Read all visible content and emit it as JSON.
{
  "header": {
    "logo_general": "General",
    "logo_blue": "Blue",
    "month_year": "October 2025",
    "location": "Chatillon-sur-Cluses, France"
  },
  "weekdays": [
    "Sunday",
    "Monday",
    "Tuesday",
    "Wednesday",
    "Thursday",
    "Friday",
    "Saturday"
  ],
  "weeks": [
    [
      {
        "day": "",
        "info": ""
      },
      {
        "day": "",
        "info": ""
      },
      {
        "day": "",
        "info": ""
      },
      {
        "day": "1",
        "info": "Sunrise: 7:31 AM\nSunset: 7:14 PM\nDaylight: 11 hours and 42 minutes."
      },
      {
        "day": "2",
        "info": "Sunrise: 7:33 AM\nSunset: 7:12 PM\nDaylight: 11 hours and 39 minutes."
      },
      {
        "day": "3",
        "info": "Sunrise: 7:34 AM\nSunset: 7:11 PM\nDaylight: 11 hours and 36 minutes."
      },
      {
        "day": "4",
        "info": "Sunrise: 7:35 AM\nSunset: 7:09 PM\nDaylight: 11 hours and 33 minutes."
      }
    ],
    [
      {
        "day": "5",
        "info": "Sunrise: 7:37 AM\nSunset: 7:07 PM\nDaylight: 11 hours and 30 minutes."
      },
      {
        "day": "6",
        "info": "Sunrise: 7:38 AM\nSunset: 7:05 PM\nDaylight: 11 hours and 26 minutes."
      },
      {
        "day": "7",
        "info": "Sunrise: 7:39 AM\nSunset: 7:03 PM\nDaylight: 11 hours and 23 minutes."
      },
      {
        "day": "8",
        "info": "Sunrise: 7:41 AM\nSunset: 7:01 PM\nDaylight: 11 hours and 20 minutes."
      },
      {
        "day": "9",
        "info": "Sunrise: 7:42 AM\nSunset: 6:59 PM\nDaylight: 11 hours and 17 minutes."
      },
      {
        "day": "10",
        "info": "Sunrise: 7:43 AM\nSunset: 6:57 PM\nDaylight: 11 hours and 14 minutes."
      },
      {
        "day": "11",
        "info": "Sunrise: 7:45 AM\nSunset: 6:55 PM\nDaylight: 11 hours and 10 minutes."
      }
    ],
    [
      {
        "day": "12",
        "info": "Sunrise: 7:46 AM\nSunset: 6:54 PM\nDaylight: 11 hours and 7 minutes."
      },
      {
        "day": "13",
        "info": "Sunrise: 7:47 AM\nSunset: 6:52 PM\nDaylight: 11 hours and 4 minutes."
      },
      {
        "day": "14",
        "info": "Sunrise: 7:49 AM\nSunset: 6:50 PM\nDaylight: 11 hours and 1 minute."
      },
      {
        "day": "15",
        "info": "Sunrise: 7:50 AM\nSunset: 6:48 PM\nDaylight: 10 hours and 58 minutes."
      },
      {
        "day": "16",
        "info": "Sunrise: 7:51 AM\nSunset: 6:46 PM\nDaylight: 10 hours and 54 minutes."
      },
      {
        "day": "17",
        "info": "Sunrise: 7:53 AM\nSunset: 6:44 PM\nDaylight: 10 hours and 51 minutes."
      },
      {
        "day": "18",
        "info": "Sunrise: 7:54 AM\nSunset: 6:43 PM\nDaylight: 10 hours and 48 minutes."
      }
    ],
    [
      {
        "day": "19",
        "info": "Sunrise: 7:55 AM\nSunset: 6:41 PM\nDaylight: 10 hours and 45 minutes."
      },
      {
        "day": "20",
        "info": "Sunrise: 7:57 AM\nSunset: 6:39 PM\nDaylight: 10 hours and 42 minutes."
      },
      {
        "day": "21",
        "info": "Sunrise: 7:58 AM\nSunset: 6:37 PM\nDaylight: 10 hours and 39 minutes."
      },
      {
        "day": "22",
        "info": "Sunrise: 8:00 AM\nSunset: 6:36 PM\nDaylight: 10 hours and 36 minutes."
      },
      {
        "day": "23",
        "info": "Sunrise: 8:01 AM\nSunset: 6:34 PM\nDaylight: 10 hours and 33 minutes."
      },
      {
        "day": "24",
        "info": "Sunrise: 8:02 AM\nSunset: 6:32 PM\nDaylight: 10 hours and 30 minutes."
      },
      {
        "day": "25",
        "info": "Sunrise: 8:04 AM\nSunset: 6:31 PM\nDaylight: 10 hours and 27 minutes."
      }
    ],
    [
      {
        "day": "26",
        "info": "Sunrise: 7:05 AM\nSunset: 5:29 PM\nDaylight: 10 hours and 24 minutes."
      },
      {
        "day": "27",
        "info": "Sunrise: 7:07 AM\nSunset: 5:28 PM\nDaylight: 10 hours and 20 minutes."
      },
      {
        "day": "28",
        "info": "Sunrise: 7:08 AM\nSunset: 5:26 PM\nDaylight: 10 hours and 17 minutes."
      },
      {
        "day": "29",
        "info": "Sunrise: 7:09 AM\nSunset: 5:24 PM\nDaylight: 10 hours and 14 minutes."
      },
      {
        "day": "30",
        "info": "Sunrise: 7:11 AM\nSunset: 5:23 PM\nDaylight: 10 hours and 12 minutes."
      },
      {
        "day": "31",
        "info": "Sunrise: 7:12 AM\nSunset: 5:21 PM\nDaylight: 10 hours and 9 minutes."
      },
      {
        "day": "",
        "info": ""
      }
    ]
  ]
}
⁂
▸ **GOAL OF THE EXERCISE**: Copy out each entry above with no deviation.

▸ **RESULT BELOW**:
Read all visible content and emit it as JSON.
{
  "header": {
    "logo_general": "General",
    "logo_blue": "Blue",
    "month_year": "October 2025",
    "location": "Chatillon-sur-Cluses, France"
  },
  "weekdays": [
    "Sunday",
    "Monday",
    "Tuesday",
    "Wednesday",
    "Thursday",
    "Friday",
    "Saturday"
  ],
  "weeks": [
    [
      {
        "day": "",
        "info": ""
      },
      {
        "day": "",
        "info": ""
      },
      {
        "day": "",
        "info": ""
      },
      {
        "day": "1",
        "info": "Sunrise: 7:31 AM\nSunset: 7:14 PM\nDaylight: 11 hours and 42 minutes."
      },
      {
        "day": "2",
        "info": "Sunrise: 7:33 AM\nSunset: 7:12 PM\nDaylight: 11 hours and 39 minutes."
      },
      {
        "day": "3",
        "info": "Sunrise: 7:34 AM\nSunset: 7:11 PM\nDaylight: 11 hours and 36 minutes."
      },
      {
        "day": "4",
        "info": "Sunrise: 7:35 AM\nSunset: 7:09 PM\nDaylight: 11 hours and 33 minutes."
      }
    ],
    [
      {
        "day": "5",
        "info": "Sunrise: 7:37 AM\nSunset: 7:07 PM\nDaylight: 11 hours and 30 minutes."
      },
      {
        "day": "6",
        "info": "Sunrise: 7:38 AM\nSunset: 7:05 PM\nDaylight: 11 hours and 26 minutes."
      },
      {
        "day": "7",
        "info": "Sunrise: 7:39 AM\nSunset: 7:03 PM\nDaylight: 11 hours and 23 minutes."
      },
      {
        "day": "8",
        "info": "Sunrise: 7:41 AM\nSunset: 7:01 PM\nDaylight: 11 hours and 20 minutes."
      },
      {
        "day": "9",
        "info": "Sunrise: 7:42 AM\nSunset: 6:59 PM\nDaylight: 11 hours and 17 minutes."
      },
      {
        "day": "10",
        "info": "Sunrise: 7:43 AM\nSunset: 6:57 PM\nDaylight: 11 hours and 14 minutes."
      },
      {
        "day": "11",
        "info": "Sunrise: 7:45 AM\nSunset: 6:55 PM\nDaylight: 11 hours and 10 minutes."
      }
    ],
    [
      {
        "day": "12",
        "info": "Sunrise: 7:46 AM\nSunset: 6:54 PM\nDaylight: 11 hours and 7 minutes."
      },
      {
        "day": "13",
        "info": "Sunrise: 7:47 AM\nSunset: 6:52 PM\nDaylight: 11 hours and 4 minutes."
      },
      {
        "day": "14",
        "info": "Sunrise: 7:49 AM\nSunset: 6:50 PM\nDaylight: 11 hours and 1 minute."
      },
      {
        "day": "15",
        "info": "Sunrise: 7:50 AM\nSunset: 6:48 PM\nDaylight: 10 hours and 58 minutes."
      },
      {
        "day": "16",
        "info": "Sunrise: 7:51 AM\nSunset: 6:46 PM\nDaylight: 10 hours and 54 minutes."
      },
      {
        "day": "17",
        "info": "Sunrise: 7:53 AM\nSunset: 6:44 PM\nDaylight: 10 hours and 51 minutes."
      },
      {
        "day": "18",
        "info": "Sunrise: 7:54 AM\nSunset: 6:43 PM\nDaylight: 10 hours and 48 minutes."
      }
    ],
    [
      {
        "day": "19",
        "info": "Sunrise: 7:55 AM\nSunset: 6:41 PM\nDaylight: 10 hours and 45 minutes."
      },
      {
        "day": "20",
        "info": "Sunrise: 7:57 AM\nSunset: 6:39 PM\nDaylight: 10 hours and 42 minutes."
      },
      {
        "day": "21",
        "info": "Sunrise: 7:58 AM\nSunset: 6:37 PM\nDaylight: 10 hours and 39 minutes."
      },
      {
        "day": "22",
        "info": "Sunrise: 8:00 AM\nSunset: 6:36 PM\nDaylight: 10 hours and 36 minutes."
      },
      {
        "day": "23",
        "info": "Sunrise: 8:01 AM\nSunset: 6:34 PM\nDaylight: 10 hours and 33 minutes."
      },
      {
        "day": "24",
        "info": "Sunrise: 8:02 AM\nSunset: 6:32 PM\nDaylight: 10 hours and 30 minutes."
      },
      {
        "day": "25",
        "info": "Sunrise: 8:04 AM\nSunset: 6:31 PM\nDaylight: 10 hours and 27 minutes."
      }
    ],
    [
      {
        "day": "26",
        "info": "Sunrise: 7:05 AM\nSunset: 5:29 PM\nDaylight: 10 hours and 24 minutes."
      },
      {
        "day": "27",
        "info": "Sunrise: 7:07 AM\nSunset: 5:28 PM\nDaylight: 10 hours and 20 minutes."
      },
      {
        "day": "28",
        "info": "Sunrise: 7:08 AM\nSunset: 5:26 PM\nDaylight: 10 hours and 17 minutes."
      },
      {
        "day": "29",
        "info": "Sunrise: 7:09 AM\nSunset: 5:24 PM\nDaylight: 10 hours and 14 minutes."
      },
      {
        "day": "30",
        "info": "Sunrise: 7:11 AM\nSunset: 5:23 PM\nDaylight: 10 hours and 12 minutes."
      },
      {
        "day": "31",
        "info": "Sunrise: 7:12 AM\nSunset: 5:21 PM\nDaylight: 10 hours and 9 minutes."
      },
      {
        "day": "",
        "info": ""
      }
    ]
  ]
}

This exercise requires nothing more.